The 2011 collective bargaining agreement expires after the 2020 season. Of particular importance in the next collective bargaining agreement are the pension amounts for players who retired before 1993. Current retirees have the NFL’s 401(k) plan, the NFL’s Annuit Plan, a severance plan, a health reimbursement account, and the option to continue on the NFL’s group medical and dental insurance. Pre-1993 players receive only one benefit – a pension. The pensions of the 4,000 vested players from the 1950s to 1993 have remained stagnant at $255 per month per credited season. The exception to this is the increases that were part of the 2011 collective bargaining agreement. These increased those pre- 1993 pension benefits by $108 per month for each year played. So, a 10-year NFL veteran who retired prior to 1993, receives approximately $43,560 pretax dollars per year at age 55.
An organization called Fairness for Athletes in Retirement (“FAIR”) brings awareness to educate to the pension inequality. Their website attempts to put things in perspective. They say a 10-year MLB veteran who played after 1993 receives a pension of approximately $200,000 a year at age 62. A 10-year NBA veteran who played after 1965 receives a pension of approximately $215,000 a year at age 62.
While awareness of this issue continues to grow, any solution remains murky. The Players Association has no obligation to represent retired players. Additionally, the NFL pension is underfunded.

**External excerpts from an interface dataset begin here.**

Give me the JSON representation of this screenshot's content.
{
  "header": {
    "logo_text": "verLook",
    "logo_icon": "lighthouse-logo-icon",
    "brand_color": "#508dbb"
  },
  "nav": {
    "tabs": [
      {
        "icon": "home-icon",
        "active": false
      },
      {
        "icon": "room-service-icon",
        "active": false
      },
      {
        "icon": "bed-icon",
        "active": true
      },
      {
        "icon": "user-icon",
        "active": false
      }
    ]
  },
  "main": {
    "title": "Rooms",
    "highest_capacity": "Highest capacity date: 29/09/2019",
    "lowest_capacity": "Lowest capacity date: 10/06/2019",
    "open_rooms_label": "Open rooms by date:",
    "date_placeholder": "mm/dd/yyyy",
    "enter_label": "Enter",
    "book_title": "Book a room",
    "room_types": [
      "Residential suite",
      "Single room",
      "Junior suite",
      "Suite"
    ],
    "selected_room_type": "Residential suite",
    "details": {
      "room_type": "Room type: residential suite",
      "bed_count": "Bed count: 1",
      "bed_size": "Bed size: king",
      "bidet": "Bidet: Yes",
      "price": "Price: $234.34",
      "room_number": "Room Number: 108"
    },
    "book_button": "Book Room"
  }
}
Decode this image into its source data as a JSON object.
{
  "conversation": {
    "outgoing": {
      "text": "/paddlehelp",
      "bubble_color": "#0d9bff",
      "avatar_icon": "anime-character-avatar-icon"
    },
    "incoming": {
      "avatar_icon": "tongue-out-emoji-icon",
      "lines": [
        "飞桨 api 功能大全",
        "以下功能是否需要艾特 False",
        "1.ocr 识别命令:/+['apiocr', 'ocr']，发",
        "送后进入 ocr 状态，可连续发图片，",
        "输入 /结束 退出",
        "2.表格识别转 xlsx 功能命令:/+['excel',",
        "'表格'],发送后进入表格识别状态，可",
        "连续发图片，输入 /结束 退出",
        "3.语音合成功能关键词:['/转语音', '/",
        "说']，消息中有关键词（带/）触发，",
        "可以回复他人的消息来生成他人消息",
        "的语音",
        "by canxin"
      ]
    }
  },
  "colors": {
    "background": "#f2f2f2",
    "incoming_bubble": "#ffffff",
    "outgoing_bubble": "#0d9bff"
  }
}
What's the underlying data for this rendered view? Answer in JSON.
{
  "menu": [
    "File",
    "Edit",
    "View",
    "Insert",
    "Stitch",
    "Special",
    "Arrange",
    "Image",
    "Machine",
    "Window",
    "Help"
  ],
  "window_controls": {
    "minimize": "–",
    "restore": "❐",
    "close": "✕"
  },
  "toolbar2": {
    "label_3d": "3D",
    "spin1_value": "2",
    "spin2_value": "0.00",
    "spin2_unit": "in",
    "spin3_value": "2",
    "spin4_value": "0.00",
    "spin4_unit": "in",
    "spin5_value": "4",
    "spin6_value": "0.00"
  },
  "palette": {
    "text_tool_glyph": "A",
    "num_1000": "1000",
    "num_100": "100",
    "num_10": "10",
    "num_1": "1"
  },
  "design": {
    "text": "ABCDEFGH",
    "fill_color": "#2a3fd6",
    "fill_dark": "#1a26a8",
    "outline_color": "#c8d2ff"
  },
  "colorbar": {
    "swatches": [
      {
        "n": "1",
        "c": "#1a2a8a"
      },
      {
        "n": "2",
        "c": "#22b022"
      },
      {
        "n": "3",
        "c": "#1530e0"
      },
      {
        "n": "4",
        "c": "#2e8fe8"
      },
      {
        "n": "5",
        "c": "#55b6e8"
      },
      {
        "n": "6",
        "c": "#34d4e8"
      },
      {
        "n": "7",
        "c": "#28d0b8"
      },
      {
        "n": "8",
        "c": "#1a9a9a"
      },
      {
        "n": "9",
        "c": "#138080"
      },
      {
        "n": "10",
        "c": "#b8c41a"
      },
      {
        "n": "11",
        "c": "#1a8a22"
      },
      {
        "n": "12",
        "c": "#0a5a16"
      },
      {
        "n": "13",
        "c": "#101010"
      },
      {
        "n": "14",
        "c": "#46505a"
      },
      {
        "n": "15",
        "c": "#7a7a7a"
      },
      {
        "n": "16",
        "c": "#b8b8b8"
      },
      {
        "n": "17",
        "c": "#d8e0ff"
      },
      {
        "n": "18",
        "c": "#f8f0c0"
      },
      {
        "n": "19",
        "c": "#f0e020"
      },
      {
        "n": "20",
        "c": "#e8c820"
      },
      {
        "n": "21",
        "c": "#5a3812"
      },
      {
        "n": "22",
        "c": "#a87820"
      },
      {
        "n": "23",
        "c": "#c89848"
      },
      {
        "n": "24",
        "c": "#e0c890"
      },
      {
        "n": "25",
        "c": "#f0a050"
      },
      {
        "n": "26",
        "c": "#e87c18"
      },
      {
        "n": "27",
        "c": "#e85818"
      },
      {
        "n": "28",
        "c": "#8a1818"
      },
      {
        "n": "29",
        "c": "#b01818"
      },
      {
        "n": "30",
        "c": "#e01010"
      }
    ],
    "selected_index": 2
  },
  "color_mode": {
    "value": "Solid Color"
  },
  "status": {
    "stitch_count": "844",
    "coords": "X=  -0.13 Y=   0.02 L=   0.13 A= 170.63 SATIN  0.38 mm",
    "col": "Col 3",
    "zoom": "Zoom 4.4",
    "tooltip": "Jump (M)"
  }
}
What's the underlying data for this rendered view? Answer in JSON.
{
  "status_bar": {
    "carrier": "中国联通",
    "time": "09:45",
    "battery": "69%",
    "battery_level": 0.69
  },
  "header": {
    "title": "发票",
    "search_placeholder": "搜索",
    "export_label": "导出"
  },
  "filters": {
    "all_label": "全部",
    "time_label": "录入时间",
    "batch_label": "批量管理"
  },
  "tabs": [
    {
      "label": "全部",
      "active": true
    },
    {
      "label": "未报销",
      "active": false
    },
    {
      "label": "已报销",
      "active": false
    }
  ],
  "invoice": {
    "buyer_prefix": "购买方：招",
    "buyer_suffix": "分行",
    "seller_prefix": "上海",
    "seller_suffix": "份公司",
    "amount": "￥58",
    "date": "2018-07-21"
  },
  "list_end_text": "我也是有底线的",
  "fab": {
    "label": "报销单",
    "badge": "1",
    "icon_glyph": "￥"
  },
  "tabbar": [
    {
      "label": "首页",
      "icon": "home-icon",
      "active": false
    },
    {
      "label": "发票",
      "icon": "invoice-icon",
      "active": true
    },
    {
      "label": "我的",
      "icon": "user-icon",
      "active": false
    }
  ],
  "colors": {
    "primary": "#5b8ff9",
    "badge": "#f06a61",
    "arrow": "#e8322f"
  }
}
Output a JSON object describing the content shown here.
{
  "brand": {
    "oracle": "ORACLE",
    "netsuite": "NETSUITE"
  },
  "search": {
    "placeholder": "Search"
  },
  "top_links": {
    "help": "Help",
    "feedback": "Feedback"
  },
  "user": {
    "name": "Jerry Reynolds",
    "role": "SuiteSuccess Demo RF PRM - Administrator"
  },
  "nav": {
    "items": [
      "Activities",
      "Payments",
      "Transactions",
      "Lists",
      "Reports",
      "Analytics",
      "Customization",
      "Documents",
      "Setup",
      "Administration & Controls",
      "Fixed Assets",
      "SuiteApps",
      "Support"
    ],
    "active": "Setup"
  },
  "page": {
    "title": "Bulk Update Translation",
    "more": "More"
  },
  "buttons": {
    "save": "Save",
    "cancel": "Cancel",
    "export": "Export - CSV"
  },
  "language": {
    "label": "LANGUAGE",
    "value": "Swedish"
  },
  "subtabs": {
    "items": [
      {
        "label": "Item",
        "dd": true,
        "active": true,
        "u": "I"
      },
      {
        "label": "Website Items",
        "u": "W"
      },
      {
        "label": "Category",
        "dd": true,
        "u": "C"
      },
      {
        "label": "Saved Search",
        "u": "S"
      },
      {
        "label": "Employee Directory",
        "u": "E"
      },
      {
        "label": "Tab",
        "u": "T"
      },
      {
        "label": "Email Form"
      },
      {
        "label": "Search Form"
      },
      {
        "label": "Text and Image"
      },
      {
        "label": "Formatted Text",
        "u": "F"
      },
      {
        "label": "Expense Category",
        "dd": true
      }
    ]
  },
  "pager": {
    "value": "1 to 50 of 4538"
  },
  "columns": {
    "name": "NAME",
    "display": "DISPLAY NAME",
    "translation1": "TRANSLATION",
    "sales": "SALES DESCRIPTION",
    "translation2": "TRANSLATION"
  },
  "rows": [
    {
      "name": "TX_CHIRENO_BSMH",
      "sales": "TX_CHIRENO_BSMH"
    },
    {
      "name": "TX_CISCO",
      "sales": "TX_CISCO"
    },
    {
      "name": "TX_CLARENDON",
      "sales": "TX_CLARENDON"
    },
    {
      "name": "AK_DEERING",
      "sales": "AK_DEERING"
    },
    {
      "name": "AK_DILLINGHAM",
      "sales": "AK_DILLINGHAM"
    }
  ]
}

As of 2016, the pension plan was considered to be in endangered status because the funding percentage was less than 80%. The Retirement Board adopted a necessary funding improvement plan, which estimates the funding percentage to exceed the 80% threshold in 2021. The original funding improvement plan was adopted in 2011. Per the funding improvement plan, which is required by Federal law for plans that are less than 80% funded, the Retirement Board cannot accept a collective bargaining agreement or participation agreement that provides for a reduction in the level of contributions or a suspension of contributions with respect to any period of service.
The 2011 increases to pre-‘93 players caused the pension plan’s liabilities to balloon by more than $600 million. Partly because of this, and also due to the funding improvement plan, team owners tripled their contributions in 2013 to $300 million, followed by $305 million in 2014, and $266 million in 2015. The general funding issues of defined benefit plans may be why the NFL pushed to terminate the pension plan in the last round of negotiations.
Finding a Solution
So, while the pre-1994 retiree icons of the game set the wheels in motion for the record NFL revenues and salaries, there is no simple solution to the pension inequality that exists. It will be interesting to see what happens next year. As a football fan, I hope a resolution is reached so that there is no lockout.
These issues exemplify why every collective bargaining agreement is so important. Recently, our Firm has provided legal and employee benefit assistance to the General Mills union during negotiations of their collective bargaining agreement.